▶ **Exercise directions**
Each entry below must be written out exactly, with pictures left out.

Input section start

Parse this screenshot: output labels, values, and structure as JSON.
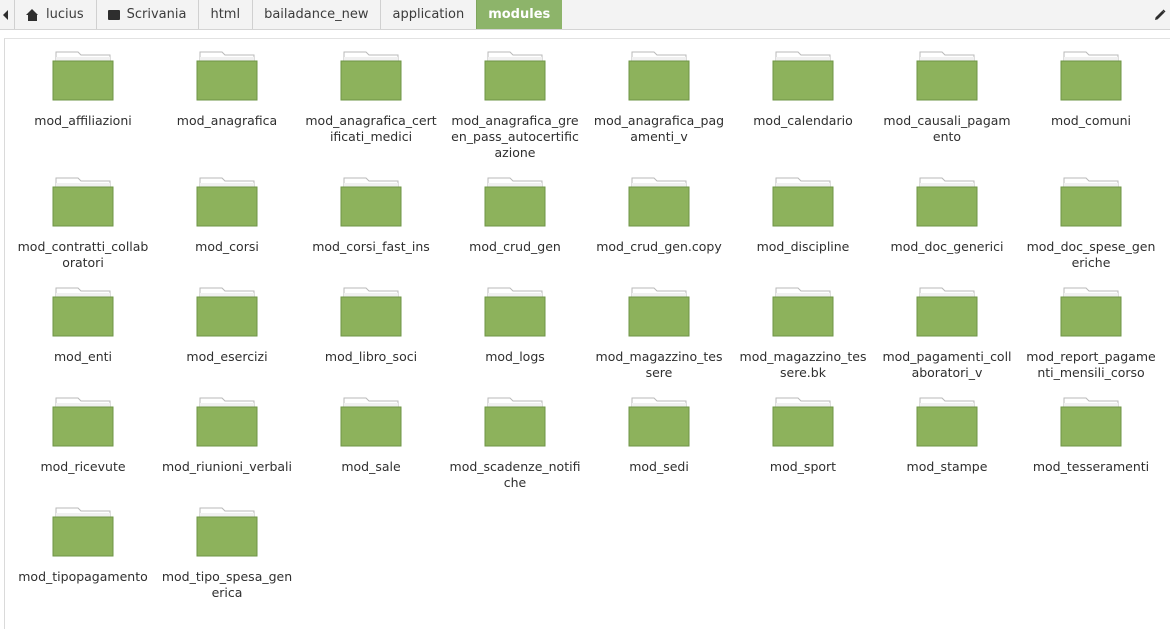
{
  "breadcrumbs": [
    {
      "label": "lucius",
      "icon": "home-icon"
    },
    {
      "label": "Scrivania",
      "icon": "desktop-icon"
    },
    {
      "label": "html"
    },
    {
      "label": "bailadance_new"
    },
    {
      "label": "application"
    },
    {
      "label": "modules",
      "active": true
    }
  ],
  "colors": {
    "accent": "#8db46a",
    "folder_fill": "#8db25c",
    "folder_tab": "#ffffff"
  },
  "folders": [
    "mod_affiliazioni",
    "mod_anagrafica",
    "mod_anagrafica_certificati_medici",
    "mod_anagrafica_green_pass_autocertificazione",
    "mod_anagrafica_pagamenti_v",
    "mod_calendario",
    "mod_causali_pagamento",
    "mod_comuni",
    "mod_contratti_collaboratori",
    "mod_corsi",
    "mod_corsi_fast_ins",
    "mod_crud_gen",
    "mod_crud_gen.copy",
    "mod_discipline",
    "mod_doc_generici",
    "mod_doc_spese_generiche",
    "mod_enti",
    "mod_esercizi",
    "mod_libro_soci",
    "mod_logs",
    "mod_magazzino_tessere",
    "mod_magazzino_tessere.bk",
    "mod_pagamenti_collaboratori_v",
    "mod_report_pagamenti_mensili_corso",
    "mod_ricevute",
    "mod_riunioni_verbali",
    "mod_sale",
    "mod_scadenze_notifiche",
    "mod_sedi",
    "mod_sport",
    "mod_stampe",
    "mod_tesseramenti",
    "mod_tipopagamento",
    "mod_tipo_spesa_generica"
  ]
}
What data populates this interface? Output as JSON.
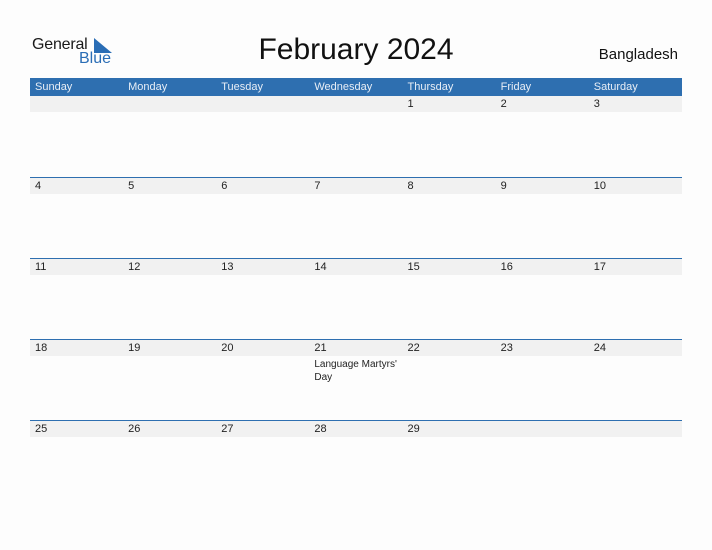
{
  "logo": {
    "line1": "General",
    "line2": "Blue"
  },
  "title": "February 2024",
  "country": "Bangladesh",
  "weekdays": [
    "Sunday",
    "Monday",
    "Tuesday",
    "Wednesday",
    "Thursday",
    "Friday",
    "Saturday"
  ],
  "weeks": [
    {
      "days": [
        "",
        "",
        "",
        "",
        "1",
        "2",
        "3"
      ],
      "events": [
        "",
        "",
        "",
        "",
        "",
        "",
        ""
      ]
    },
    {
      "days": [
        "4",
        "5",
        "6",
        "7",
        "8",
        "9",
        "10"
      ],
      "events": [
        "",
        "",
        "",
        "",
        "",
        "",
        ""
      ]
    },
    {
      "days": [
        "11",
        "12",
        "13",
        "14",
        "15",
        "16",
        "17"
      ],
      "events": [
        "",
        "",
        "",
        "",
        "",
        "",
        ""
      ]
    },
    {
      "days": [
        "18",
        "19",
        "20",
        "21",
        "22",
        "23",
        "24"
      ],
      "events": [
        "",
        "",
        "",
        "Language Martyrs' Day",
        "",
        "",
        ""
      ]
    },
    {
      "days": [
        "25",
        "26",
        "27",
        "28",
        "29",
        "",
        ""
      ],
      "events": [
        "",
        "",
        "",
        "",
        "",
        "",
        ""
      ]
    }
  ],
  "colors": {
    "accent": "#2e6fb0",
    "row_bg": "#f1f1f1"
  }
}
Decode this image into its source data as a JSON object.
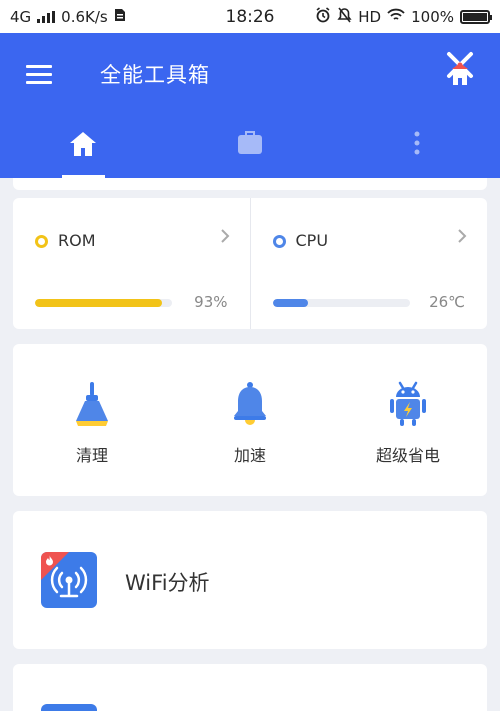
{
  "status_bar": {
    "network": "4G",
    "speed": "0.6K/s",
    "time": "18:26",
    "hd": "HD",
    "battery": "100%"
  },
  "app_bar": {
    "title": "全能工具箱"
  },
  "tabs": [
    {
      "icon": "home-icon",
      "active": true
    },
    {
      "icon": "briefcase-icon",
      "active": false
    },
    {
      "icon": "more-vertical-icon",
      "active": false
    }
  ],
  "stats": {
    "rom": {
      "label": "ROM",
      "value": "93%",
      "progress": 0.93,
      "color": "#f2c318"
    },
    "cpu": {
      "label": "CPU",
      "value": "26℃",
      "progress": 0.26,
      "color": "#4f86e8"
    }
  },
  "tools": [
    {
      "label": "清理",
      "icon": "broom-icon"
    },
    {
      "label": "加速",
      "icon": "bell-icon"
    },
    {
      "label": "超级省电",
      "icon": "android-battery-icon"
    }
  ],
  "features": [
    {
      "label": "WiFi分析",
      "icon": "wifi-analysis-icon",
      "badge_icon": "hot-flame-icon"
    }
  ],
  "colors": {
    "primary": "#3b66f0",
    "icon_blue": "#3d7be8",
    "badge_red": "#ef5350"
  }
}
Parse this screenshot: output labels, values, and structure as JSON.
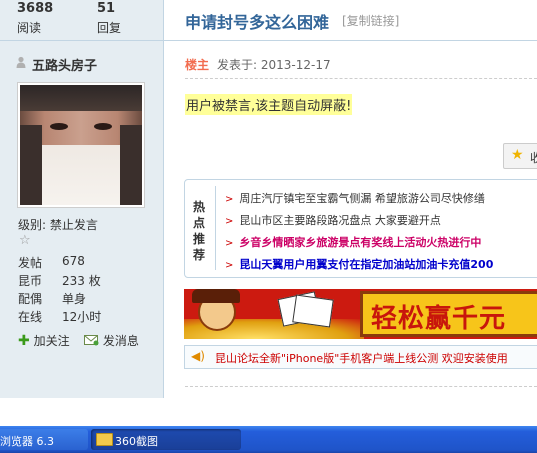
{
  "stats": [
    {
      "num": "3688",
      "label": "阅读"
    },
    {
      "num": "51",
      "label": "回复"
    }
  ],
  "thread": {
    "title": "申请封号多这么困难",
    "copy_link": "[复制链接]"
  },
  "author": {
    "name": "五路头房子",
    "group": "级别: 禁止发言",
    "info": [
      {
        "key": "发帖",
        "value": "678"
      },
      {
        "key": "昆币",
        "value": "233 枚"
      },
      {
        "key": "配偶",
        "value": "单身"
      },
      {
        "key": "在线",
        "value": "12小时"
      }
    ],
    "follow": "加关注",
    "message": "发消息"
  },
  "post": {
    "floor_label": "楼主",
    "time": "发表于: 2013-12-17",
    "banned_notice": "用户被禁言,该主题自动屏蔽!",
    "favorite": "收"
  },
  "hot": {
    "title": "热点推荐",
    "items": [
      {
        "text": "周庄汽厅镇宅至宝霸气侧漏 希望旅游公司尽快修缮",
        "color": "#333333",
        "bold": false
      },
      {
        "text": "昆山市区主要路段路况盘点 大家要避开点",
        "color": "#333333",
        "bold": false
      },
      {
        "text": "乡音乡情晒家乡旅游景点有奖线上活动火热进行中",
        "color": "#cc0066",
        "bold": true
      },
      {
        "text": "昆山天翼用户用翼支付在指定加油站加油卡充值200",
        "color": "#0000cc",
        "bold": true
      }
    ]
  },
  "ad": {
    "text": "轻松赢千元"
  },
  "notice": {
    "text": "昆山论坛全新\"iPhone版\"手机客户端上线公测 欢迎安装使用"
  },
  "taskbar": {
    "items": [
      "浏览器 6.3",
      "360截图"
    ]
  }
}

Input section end

▶ **Response to the exercise**
Parse this screenshot: output labels, values, and structure as JSON.
{
  "breadcrumbs": [
    {
      "label": "lucius",
      "icon": "home-icon"
    },
    {
      "label": "Scrivania",
      "icon": "desktop-icon"
    },
    {
      "label": "html"
    },
    {
      "label": "bailadance_new"
    },
    {
      "label": "application"
    },
    {
      "label": "modules",
      "active": true
    }
  ],
  "colors": {
    "accent": "#8db46a",
    "folder_fill": "#8db25c",
    "folder_tab": "#ffffff"
  },
  "folders": [
    "mod_affiliazioni",
    "mod_anagrafica",
    "mod_anagrafica_certificati_medici",
    "mod_anagrafica_green_pass_autocertificazione",
    "mod_anagrafica_pagamenti_v",
    "mod_calendario",
    "mod_causali_pagamento",
    "mod_comuni",
    "mod_contratti_collaboratori",
    "mod_corsi",
    "mod_corsi_fast_ins",
    "mod_crud_gen",
    "mod_crud_gen.copy",
    "mod_discipline",
    "mod_doc_generici",
    "mod_doc_spese_generiche",
    "mod_enti",
    "mod_esercizi",
    "mod_libro_soci",
    "mod_logs",
    "mod_magazzino_tessere",
    "mod_magazzino_tessere.bk",
    "mod_pagamenti_collaboratori_v",
    "mod_report_pagamenti_mensili_corso",
    "mod_ricevute",
    "mod_riunioni_verbali",
    "mod_sale",
    "mod_scadenze_notifiche",
    "mod_sedi",
    "mod_sport",
    "mod_stampe",
    "mod_tesseramenti",
    "mod_tipopagamento",
    "mod_tipo_spesa_generica"
  ]
}
What data populates this interface? Output as JSON.
{
  "logo": {
    "line1": "General",
    "line2": "Blue"
  },
  "title": "February 2024",
  "country": "Bangladesh",
  "weekdays": [
    "Sunday",
    "Monday",
    "Tuesday",
    "Wednesday",
    "Thursday",
    "Friday",
    "Saturday"
  ],
  "weeks": [
    {
      "days": [
        "",
        "",
        "",
        "",
        "1",
        "2",
        "3"
      ],
      "events": [
        "",
        "",
        "",
        "",
        "",
        "",
        ""
      ]
    },
    {
      "days": [
        "4",
        "5",
        "6",
        "7",
        "8",
        "9",
        "10"
      ],
      "events": [
        "",
        "",
        "",
        "",
        "",
        "",
        ""
      ]
    },
    {
      "days": [
        "11",
        "12",
        "13",
        "14",
        "15",
        "16",
        "17"
      ],
      "events": [
        "",
        "",
        "",
        "",
        "",
        "",
        ""
      ]
    },
    {
      "days": [
        "18",
        "19",
        "20",
        "21",
        "22",
        "23",
        "24"
      ],
      "events": [
        "",
        "",
        "",
        "Language Martyrs' Day",
        "",
        "",
        ""
      ]
    },
    {
      "days": [
        "25",
        "26",
        "27",
        "28",
        "29",
        "",
        ""
      ],
      "events": [
        "",
        "",
        "",
        "",
        "",
        "",
        ""
      ]
    }
  ],
  "colors": {
    "accent": "#2e6fb0",
    "row_bg": "#f1f1f1"
  }
}
Decode this image into its source data as a JSON object.
{
  "status_bar": {
    "network": "4G",
    "speed": "0.6K/s",
    "time": "18:26",
    "hd": "HD",
    "battery": "100%"
  },
  "app_bar": {
    "title": "全能工具箱"
  },
  "tabs": [
    {
      "icon": "home-icon",
      "active": true
    },
    {
      "icon": "briefcase-icon",
      "active": false
    },
    {
      "icon": "more-vertical-icon",
      "active": false
    }
  ],
  "stats": {
    "rom": {
      "label": "ROM",
      "value": "93%",
      "progress": 0.93,
      "color": "#f2c318"
    },
    "cpu": {
      "label": "CPU",
      "value": "26℃",
      "progress": 0.26,
      "color": "#4f86e8"
    }
  },
  "tools": [
    {
      "label": "清理",
      "icon": "broom-icon"
    },
    {
      "label": "加速",
      "icon": "bell-icon"
    },
    {
      "label": "超级省电",
      "icon": "android-battery-icon"
    }
  ],
  "features": [
    {
      "label": "WiFi分析",
      "icon": "wifi-analysis-icon",
      "badge_icon": "hot-flame-icon"
    }
  ],
  "colors": {
    "primary": "#3b66f0",
    "icon_blue": "#3d7be8",
    "badge_red": "#ef5350"
  }
}
Parse this screenshot: output labels, values, and structure as JSON.
{
  "stats": [
    {
      "num": "3688",
      "label": "阅读"
    },
    {
      "num": "51",
      "label": "回复"
    }
  ],
  "thread": {
    "title": "申请封号多这么困难",
    "copy_link": "[复制链接]"
  },
  "author": {
    "name": "五路头房子",
    "group": "级别: 禁止发言",
    "info": [
      {
        "key": "发帖",
        "value": "678"
      },
      {
        "key": "昆币",
        "value": "233 枚"
      },
      {
        "key": "配偶",
        "value": "单身"
      },
      {
        "key": "在线",
        "value": "12小时"
      }
    ],
    "follow": "加关注",
    "message": "发消息"
  },
  "post": {
    "floor_label": "楼主",
    "time": "发表于: 2013-12-17",
    "banned_notice": "用户被禁言,该主题自动屏蔽!",
    "favorite": "收"
  },
  "hot": {
    "title": "热点推荐",
    "items": [
      {
        "text": "周庄汽厅镇宅至宝霸气侧漏 希望旅游公司尽快修缮",
        "color": "#333333",
        "bold": false
      },
      {
        "text": "昆山市区主要路段路况盘点 大家要避开点",
        "color": "#333333",
        "bold": false
      },
      {
        "text": "乡音乡情晒家乡旅游景点有奖线上活动火热进行中",
        "color": "#cc0066",
        "bold": true
      },
      {
        "text": "昆山天翼用户用翼支付在指定加油站加油卡充值200",
        "color": "#0000cc",
        "bold": true
      }
    ]
  },
  "ad": {
    "text": "轻松赢千元"
  },
  "notice": {
    "text": "昆山论坛全新\"iPhone版\"手机客户端上线公测 欢迎安装使用"
  },
  "taskbar": {
    "items": [
      "浏览器 6.3",
      "360截图"
    ]
  }
}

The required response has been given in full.